Records provided ->
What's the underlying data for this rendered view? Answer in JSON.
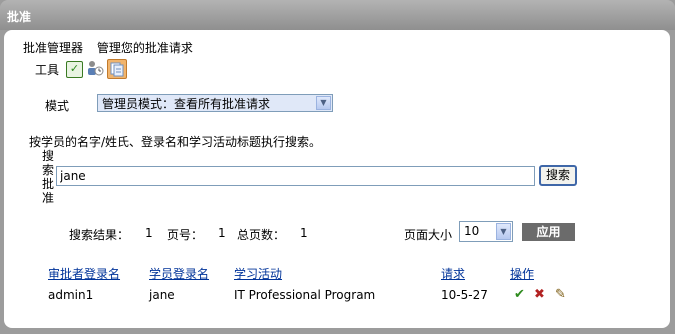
{
  "window": {
    "title": "批准"
  },
  "breadcrumb": {
    "app": "批准管理器",
    "current": "管理您的批准请求"
  },
  "tools": {
    "label": "工具",
    "icons": [
      "approve-icon",
      "users-icon",
      "documents-icon"
    ]
  },
  "mode": {
    "label": "模式",
    "selected": "管理员模式：查看所有批准请求"
  },
  "search": {
    "hint": "按学员的名字/姓氏、登录名和学习活动标题执行搜索。",
    "vertical_label": "搜索批准",
    "value": "jane",
    "button_label": "搜索"
  },
  "results": {
    "results_label": "搜索结果：",
    "results_count": "1",
    "page_label": "页号：",
    "page_number": "1",
    "total_pages_label": "总页数：",
    "total_pages": "1",
    "page_size_label": "页面大小",
    "page_size": "10",
    "apply_label": "应用"
  },
  "table": {
    "columns": [
      "审批者登录名",
      "学员登录名",
      "学习活动",
      "请求",
      "操作"
    ],
    "rows": [
      {
        "approver": "admin1",
        "learner": "jane",
        "activity": "IT Professional Program",
        "request": "10-5-27"
      }
    ],
    "row_actions": [
      "approve-icon",
      "reject-icon",
      "edit-icon"
    ]
  },
  "colors": {
    "link": "#003399",
    "panel_bg": "#ffffff",
    "frame": "#9c9c9c",
    "approve": "#2e8b1e",
    "reject": "#b22222"
  }
}
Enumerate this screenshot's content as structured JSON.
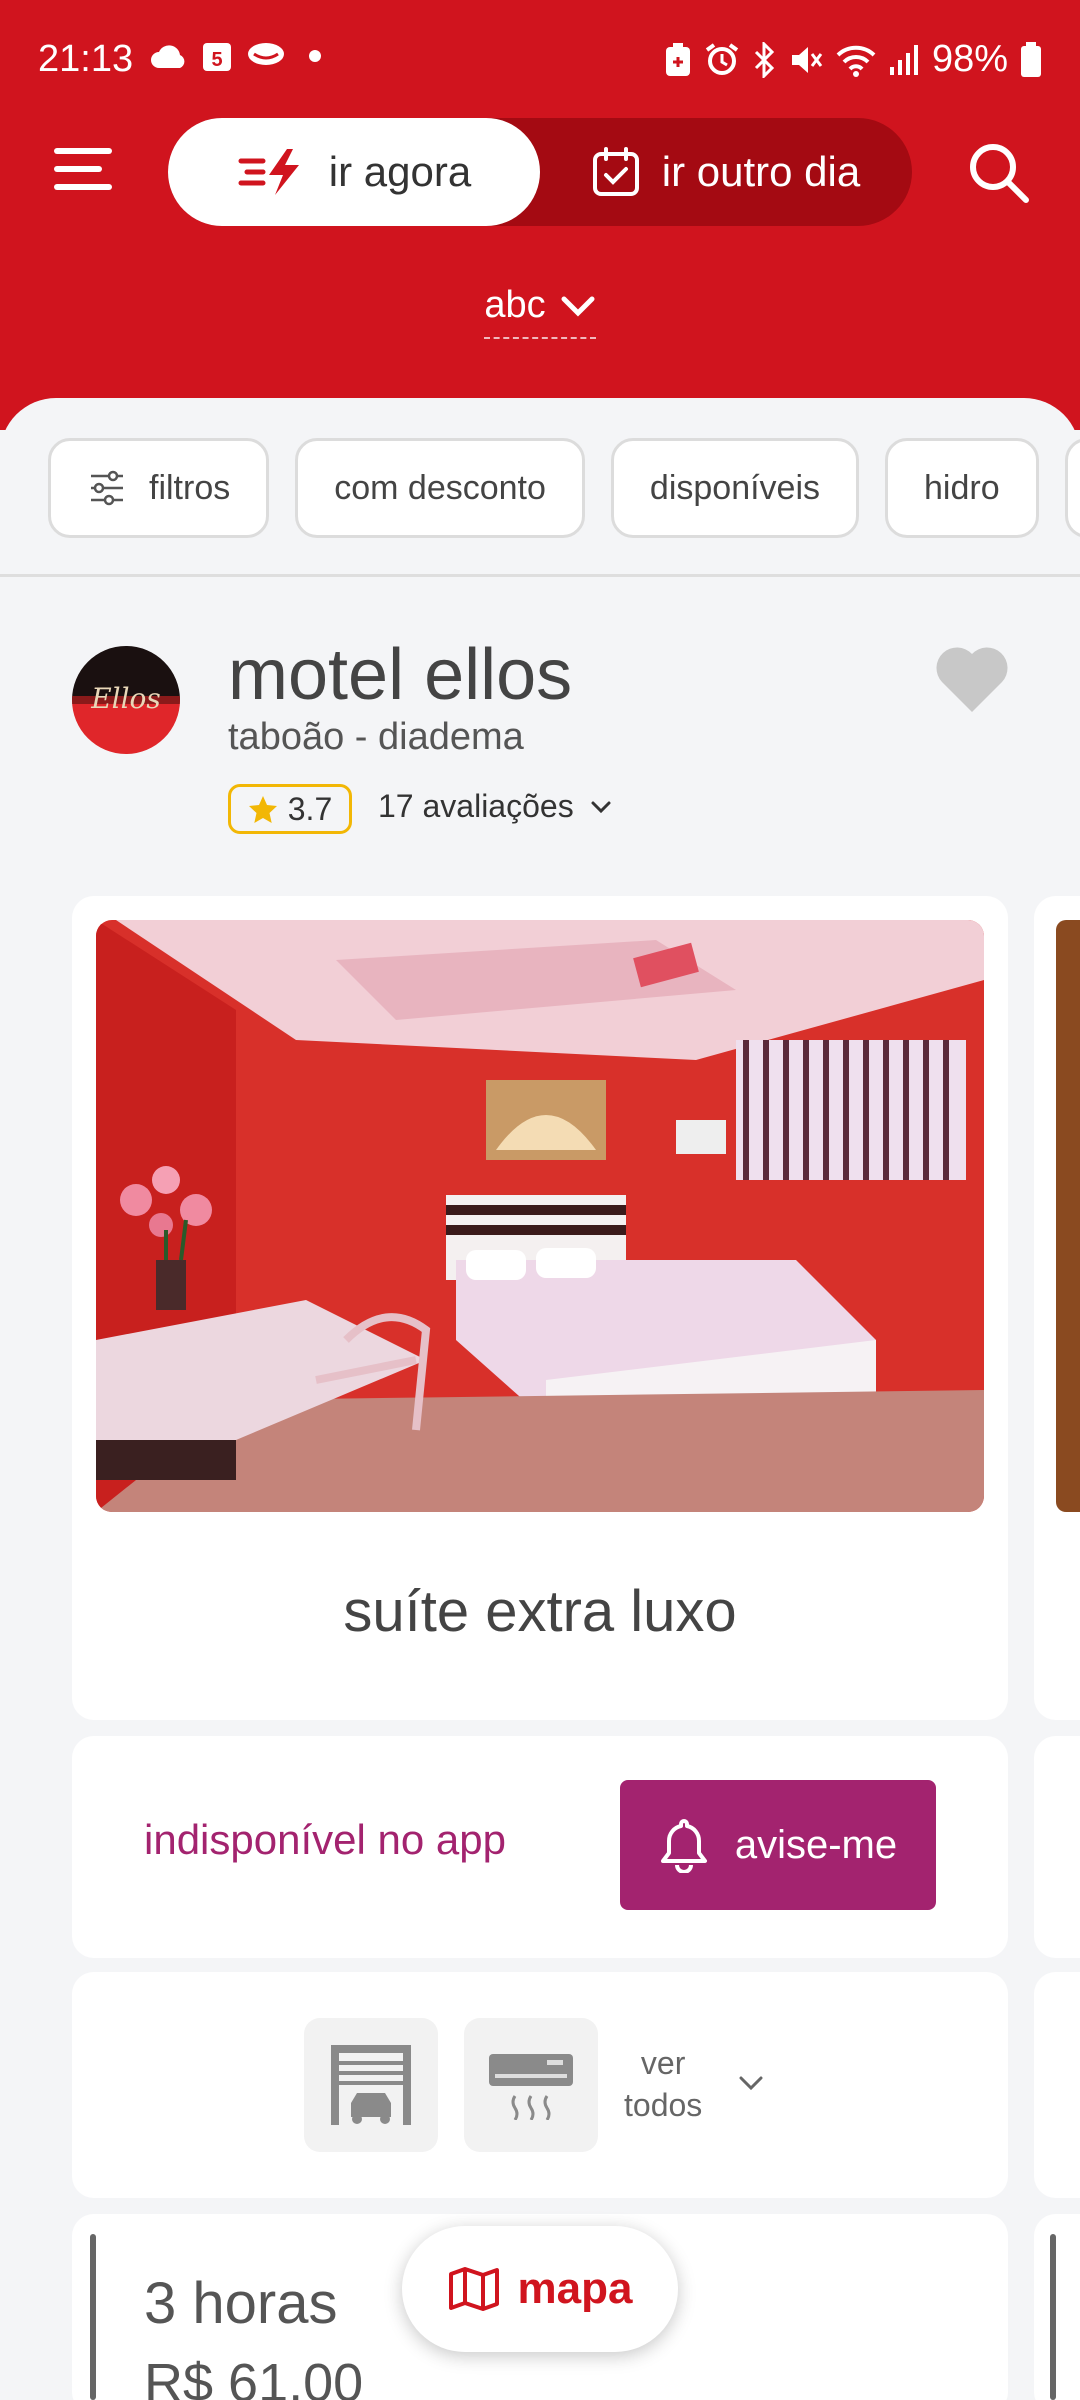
{
  "status_bar": {
    "time": "21:13",
    "battery": "98%",
    "left_icons": [
      "cloud-icon",
      "calendar-5-icon",
      "chat-app-icon",
      "dot-icon"
    ],
    "right_icons": [
      "battery-saver-icon",
      "alarm-icon",
      "bluetooth-icon",
      "mute-icon",
      "wifi-icon",
      "signal-icon",
      "battery-icon"
    ]
  },
  "header": {
    "toggle": {
      "now_label": "ir agora",
      "other_day_label": "ir outro dia"
    },
    "region": "abc",
    "accent_color": "#d0141e"
  },
  "filters": {
    "items": [
      "filtros",
      "com desconto",
      "disponíveis",
      "hidro"
    ]
  },
  "hotel": {
    "name": "motel ellos",
    "logo_text": "Ellos",
    "location": "taboão - diadema",
    "rating": "3.7",
    "reviews": "17 avaliações"
  },
  "suite": {
    "name": "suíte extra luxo",
    "availability": "indisponível no app",
    "notify_label": "avise-me",
    "notify_color": "#a3236f",
    "amenities": [
      "garage-icon",
      "air-conditioner-icon"
    ],
    "see_all": [
      "ver",
      "todos"
    ],
    "duration": "3 horas",
    "price": "R$ 61,00"
  },
  "map_button": {
    "label": "mapa"
  }
}
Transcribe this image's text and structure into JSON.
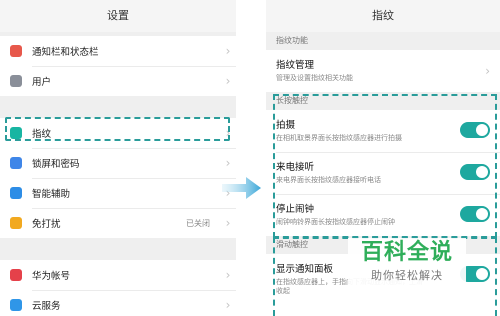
{
  "left_screen": {
    "title": "设置",
    "groups": [
      [
        {
          "label": "通知栏和状态栏",
          "icon": "notification-icon",
          "color": "#e7584b",
          "value": ""
        },
        {
          "label": "用户",
          "icon": "user-icon",
          "color": "#8a8f99",
          "value": ""
        }
      ],
      [
        {
          "label": "指纹",
          "icon": "fingerprint-icon",
          "color": "#18b5a2",
          "value": ""
        },
        {
          "label": "锁屏和密码",
          "icon": "lock-icon",
          "color": "#3f86e8",
          "value": ""
        },
        {
          "label": "智能辅助",
          "icon": "hand-icon",
          "color": "#2d8de6",
          "value": ""
        },
        {
          "label": "免打扰",
          "icon": "moon-icon",
          "color": "#f2a91f",
          "value": "已关闭"
        }
      ],
      [
        {
          "label": "华为帐号",
          "icon": "huawei-icon",
          "color": "#e5414a",
          "value": ""
        },
        {
          "label": "云服务",
          "icon": "cloud-icon",
          "color": "#2f96e8",
          "value": ""
        }
      ]
    ]
  },
  "right_screen": {
    "title": "指纹",
    "section_function": "指纹功能",
    "manage": {
      "name": "指纹管理",
      "desc": "管理及设置指纹相关功能"
    },
    "section_gesture": "长按触控",
    "gesture_items": [
      {
        "name": "拍摄",
        "desc": "在相机取景界面长按指纹感应器进行拍摄",
        "on": true
      },
      {
        "name": "来电接听",
        "desc": "来电界面长按指纹感应器接听电话",
        "on": true
      },
      {
        "name": "停止闹钟",
        "desc": "闹钟响铃界面长按指纹感应器停止闹钟",
        "on": true
      }
    ],
    "section_slide": "滑动触控",
    "slide_items": [
      {
        "name": "显示通知面板",
        "desc": "在指纹感应器上，手指向下滑动显示通知，上滑收起",
        "on": true
      }
    ]
  },
  "watermark": {
    "main": "百科全说",
    "sub": "助你轻松解决"
  },
  "colors": {
    "accent": "#1ea89f",
    "highlight": "#2a9c9a",
    "watermark": "#2fae5a"
  }
}
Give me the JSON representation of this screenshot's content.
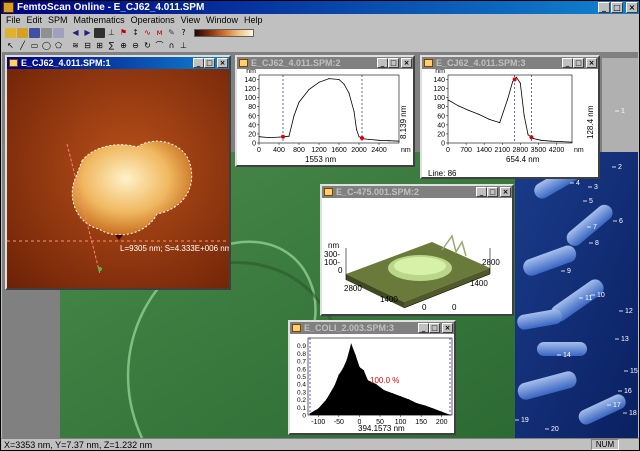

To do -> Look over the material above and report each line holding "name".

Solution for this task ->
    "name": "motel ellos",
    "name": "suíte extra luxo",
      "name": "指纹管理",
        "name": "拍摄",
        "name": "来电接听",
        "name": "停止闹钟",
        "name": "显示通知面板",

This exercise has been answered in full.